WORK TO BE COMPLETED - Go through the entries and copy every line that has the string "number" in it.

RECORDS SUPPLIED -
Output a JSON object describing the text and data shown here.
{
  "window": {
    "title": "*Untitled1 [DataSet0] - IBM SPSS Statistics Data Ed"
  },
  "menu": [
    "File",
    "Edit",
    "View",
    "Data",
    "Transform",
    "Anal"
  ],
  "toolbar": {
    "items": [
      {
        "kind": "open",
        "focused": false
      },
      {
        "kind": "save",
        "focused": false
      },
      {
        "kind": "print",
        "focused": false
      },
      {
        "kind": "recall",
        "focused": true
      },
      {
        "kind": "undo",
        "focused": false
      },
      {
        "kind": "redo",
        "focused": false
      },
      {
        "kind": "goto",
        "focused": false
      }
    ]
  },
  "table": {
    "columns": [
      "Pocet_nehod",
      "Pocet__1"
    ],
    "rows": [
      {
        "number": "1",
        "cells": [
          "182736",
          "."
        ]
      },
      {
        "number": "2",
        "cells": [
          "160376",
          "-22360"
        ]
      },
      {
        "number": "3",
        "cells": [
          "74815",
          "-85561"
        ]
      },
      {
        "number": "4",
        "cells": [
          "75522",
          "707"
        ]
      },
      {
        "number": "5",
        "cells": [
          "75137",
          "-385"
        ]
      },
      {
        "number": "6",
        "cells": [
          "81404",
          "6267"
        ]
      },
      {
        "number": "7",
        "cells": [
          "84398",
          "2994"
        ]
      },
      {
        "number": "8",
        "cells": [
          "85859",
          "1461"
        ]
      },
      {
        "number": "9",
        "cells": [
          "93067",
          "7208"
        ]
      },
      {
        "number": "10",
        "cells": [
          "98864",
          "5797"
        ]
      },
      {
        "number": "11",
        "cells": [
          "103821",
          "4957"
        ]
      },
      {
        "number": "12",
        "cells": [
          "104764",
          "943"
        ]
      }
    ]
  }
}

RESULT OF THE TASK -
        "number": "1",
        "number": "2",
        "number": "3",
        "number": "4",
        "number": "5",
        "number": "6",
        "number": "7",
        "number": "8",
        "number": "9",
        "number": "10",
        "number": "11",
        "number": "12",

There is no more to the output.